The second excerpt represents the element of Fire. It speaks of emotional influences and base passions, and is drawn from The Garden Party by Katherine Mansfield:

twenty-three times. Even now, though, when she said over to herself sadly "We miss our dear father so much," she could have cried if she'd wanted to.

"Have you got enough stamps?" came from Constantia.

"Oh, how can I tell?" said Josephine crossly. "What's the good of asking me that now?"

"I was just wondering," said Constantia mildly.

Silence again. There came a little rustle, a scurry, a hop.

"A mouse," said Constantia.

"It can't be a mouse because there aren't any crumbs," said Josephine.

"But it doesn't know there aren't," said Constantia.

A spasm of pity squeezed her heart. Poor little thing! She wished she'd

The third excerpt represents the element of Water. It speaks of pure spiritual influences and feelings of love, and is drawn from Montezuma's Daughter by H. Rider Haggard:

omens and of the coming of the Teules, asking him to lighten the darkness by his wisdom. Then Neza pulled his long grey beard and answered that heavy as the heart of Montezuma might be, it must grow still heavier before the end.

'See, Lord,' he said, 'I am so sure that the days of our empire are numbered, that I will play you at dice for my kingdoms which you and your forefathers have ever desired to win.'

'For what wager?' asked Montezuma.

'I will play you thus,' answered Neza. 'You shall stake three fighting cocks, of which, should I win, I ask the spurs only. I set against them all the wide empire of Tezcuco.'

Montezuma's Daughter
The fourth excerpt represents the element of Earth.
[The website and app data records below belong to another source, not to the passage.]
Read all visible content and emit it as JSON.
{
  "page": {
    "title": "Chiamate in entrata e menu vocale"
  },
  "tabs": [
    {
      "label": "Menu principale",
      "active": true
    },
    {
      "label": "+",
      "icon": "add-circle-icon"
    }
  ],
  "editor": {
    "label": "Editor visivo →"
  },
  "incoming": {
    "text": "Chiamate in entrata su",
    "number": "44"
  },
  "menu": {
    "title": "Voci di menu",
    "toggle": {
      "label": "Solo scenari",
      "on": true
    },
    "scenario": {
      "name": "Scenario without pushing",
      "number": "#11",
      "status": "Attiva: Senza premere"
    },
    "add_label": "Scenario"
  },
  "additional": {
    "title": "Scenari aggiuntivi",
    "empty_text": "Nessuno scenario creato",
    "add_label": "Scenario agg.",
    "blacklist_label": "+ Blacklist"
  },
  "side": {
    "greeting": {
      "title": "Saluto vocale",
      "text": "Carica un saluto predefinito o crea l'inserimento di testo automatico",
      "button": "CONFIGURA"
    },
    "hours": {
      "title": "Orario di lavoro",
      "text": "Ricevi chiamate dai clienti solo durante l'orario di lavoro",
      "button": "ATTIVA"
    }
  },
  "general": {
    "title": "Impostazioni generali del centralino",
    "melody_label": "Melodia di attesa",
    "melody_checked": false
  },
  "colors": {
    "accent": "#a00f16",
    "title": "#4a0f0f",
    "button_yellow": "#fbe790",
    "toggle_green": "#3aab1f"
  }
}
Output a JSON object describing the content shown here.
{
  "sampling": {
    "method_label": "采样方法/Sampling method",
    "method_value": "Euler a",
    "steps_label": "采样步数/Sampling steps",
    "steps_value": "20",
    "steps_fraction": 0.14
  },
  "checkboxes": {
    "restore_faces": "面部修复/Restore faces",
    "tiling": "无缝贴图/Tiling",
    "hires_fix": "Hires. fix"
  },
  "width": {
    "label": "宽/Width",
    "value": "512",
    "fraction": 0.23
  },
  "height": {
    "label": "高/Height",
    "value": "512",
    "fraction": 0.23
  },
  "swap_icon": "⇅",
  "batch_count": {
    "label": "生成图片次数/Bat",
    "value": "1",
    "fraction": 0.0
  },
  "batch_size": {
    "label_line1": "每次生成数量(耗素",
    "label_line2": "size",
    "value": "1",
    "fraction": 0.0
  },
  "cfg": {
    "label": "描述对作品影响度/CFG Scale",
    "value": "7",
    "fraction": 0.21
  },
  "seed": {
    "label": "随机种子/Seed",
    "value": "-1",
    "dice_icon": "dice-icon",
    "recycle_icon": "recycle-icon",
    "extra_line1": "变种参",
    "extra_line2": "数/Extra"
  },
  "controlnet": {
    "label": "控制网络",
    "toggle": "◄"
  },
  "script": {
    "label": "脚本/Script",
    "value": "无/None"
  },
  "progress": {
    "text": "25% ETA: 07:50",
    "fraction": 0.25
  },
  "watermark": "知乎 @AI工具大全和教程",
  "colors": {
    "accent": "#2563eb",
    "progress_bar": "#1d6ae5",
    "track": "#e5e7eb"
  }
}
It speaks of physical influences and the impact of the unseen on the visible world, and is drawn from The Jolly Corner by Henry James:

He had distinctly not, in this steadier light, come over ALL for the monstrosities; he had come, not only in the last analysis but quite on the face of the act, under an impulse with which they had nothing to do. He had come - putting the thing pompously - to look at his "property," which he had thus for a third of a century not been within four thousand miles of; or, expressing it less sordidly, he had yielded to the humour of seeing again his house on the jolly corner, as he usually, and quite fondly, described it - the one in which he had first seen the light, in which various members of his family had lived and had died, in which the holidays of his overschooled boyhood had been passed and the few social